It is so important that we listen to our front-line constituents to help us gain a better understanding of what needs to be done to improve our education
systems. As I’ve written before, I think teachers should be involved as teacher evaluation programs are developed and implemented. I also believe student
input is an important part of that process.
In the recent Atlantic article, “Why Kids Should Grade Teachers,” Amanda
Ripley does a great job of explaining the importance of having student voices be part of teacher evaluations. She writes: “Test scores can reveal when kids
are not learning; they can’t reveal why. They might make teachers relax or despair--but they can’t help teachers improve.” It seems that we continually miss
the opportunity to hear from our kids.

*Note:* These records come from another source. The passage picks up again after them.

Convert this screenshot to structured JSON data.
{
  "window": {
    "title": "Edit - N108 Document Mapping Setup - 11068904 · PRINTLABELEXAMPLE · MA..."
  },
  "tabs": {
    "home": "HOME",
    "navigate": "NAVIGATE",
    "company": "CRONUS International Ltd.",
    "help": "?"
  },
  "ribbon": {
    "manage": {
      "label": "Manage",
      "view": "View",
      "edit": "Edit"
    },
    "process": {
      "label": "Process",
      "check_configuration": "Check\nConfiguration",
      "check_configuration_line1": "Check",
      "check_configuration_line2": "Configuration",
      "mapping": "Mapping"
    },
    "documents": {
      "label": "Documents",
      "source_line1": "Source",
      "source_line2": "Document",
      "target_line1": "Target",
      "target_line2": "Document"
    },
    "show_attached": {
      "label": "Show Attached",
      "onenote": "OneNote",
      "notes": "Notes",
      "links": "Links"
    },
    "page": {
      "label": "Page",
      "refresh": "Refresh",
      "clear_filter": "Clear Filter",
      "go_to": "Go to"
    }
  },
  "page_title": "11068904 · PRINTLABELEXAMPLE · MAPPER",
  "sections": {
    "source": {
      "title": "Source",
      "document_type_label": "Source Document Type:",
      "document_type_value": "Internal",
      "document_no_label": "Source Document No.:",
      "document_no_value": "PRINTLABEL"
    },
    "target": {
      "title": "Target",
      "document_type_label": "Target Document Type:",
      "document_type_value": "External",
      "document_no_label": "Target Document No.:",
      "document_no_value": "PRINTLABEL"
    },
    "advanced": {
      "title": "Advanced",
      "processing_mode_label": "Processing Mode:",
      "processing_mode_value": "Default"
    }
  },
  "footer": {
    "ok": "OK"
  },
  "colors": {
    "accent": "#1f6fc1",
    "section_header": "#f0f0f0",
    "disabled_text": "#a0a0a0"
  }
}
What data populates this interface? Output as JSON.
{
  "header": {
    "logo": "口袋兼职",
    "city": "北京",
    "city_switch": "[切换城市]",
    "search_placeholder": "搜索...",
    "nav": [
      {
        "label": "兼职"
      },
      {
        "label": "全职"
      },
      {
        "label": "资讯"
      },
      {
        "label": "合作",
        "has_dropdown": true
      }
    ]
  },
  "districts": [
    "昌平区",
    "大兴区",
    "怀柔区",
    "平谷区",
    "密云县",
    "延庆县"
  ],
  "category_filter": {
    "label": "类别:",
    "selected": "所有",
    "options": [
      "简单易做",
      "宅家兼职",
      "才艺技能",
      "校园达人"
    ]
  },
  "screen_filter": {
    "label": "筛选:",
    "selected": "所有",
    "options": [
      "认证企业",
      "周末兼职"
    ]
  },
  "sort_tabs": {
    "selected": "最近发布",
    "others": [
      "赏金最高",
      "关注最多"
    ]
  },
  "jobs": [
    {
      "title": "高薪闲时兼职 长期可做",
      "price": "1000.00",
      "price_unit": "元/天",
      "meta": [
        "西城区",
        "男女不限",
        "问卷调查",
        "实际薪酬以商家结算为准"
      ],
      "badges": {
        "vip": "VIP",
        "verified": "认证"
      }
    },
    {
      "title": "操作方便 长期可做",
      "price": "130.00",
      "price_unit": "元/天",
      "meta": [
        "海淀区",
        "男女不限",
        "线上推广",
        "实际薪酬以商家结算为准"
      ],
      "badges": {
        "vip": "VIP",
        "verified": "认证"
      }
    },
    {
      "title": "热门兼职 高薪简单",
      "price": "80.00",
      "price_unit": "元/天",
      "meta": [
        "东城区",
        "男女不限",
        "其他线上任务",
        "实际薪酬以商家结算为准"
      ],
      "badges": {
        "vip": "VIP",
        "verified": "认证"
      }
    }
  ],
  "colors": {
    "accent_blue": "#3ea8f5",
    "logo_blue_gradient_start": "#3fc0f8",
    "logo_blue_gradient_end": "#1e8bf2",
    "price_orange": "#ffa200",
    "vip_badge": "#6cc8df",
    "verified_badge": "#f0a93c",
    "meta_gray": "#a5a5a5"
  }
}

Some critics will argue that
students will give tough teachers low ratings or will be vindictive against those they don’t like. But it’s been my experience, particularly with high
school and middle school students, that kids will tell you which teachers are high performers, which ones are mediocre and need help and which ones need to
exit the profession. And I have found that the students are usually right on target.
I’m not saying that student input should be the only source of a teacher’s evaluations at this time, but it should be part of it. We are not ready to use
student feedback as the only source for evaluations, even though there are models that show us the student feedback is accurate. (And college professors
have been evaluated by their students for years.) Another thing to consider is the money we could save if students are getting it right and the methodology
could be accepted.
Harvard economist Ronald Ferguson developed a student survey about ten years ago to evaluate teachers. The survey didn’t gain much traction until the Bill
& Melinda Gates Foundation included it in the Measuring Effective Teaching (MET) project. In the MET project,
student responses were accurate predictors of which classes would have the most test-score improvement at the end of the year.
The Atlantic article’s conclusion about test scores not helping teachers improve seems to fit well with teachers’ often-expressed opinion that the
purpose of evaluations should be to guide improvement. And student voices can make a valuable contribution, even when the students are very young. The
article includes questions for kindergarten kids. It looks like Ferguson is really on to something as we fight teacher evaluation battles across the
Beyond evaluations, student voices can teach us a lot in other areas. Kentucky Educational Television,
for example, is hosting a panel of students to hear their opinions about the upcoming presidential election. I encourage you to watch these students share
their opinions and I have no doubt that we will all learn from their insights.
As we continue advocating for excellence in education, student voices are not only needed, they are critical to the success of our efforts. If you have any
doubts about the value of student voices, just watch the video of Eric H. on the Boyle County High School webpage
as he shares his thoughts about education. I encourage each of you to involve students in your decision-making about the future of education in your
The opinions expressed in Public Engagement & Ed Reform are strictly those of the author(s) and do not reflect the opinions or endorsement of Editorial Projects in Education, or any of its publications.